▼

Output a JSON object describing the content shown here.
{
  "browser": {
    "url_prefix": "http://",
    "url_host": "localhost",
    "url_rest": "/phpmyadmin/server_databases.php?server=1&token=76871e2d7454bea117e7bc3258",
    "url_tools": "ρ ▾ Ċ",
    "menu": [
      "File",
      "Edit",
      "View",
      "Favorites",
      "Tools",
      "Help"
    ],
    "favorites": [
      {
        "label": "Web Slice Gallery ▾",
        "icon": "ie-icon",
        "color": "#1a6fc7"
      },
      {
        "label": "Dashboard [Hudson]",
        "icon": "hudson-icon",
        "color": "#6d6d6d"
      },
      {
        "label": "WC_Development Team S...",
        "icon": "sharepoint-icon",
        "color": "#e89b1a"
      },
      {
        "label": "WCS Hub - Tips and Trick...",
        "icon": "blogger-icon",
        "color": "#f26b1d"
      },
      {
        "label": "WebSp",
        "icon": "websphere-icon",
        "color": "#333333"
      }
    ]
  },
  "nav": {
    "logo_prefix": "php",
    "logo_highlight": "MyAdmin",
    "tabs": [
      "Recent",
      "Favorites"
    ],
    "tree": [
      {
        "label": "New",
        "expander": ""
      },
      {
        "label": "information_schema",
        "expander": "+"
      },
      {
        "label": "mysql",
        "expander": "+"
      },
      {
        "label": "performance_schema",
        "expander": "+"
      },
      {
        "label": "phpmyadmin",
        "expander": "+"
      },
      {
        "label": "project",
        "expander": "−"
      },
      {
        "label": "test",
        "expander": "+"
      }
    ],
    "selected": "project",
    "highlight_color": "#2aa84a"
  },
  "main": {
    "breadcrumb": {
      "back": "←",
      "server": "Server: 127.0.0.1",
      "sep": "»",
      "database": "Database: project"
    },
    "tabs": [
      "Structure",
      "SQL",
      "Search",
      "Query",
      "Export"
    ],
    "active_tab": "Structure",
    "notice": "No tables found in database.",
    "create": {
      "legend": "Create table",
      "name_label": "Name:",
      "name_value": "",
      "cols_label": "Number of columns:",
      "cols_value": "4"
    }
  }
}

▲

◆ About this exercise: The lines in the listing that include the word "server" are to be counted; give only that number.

◆ Task response: 2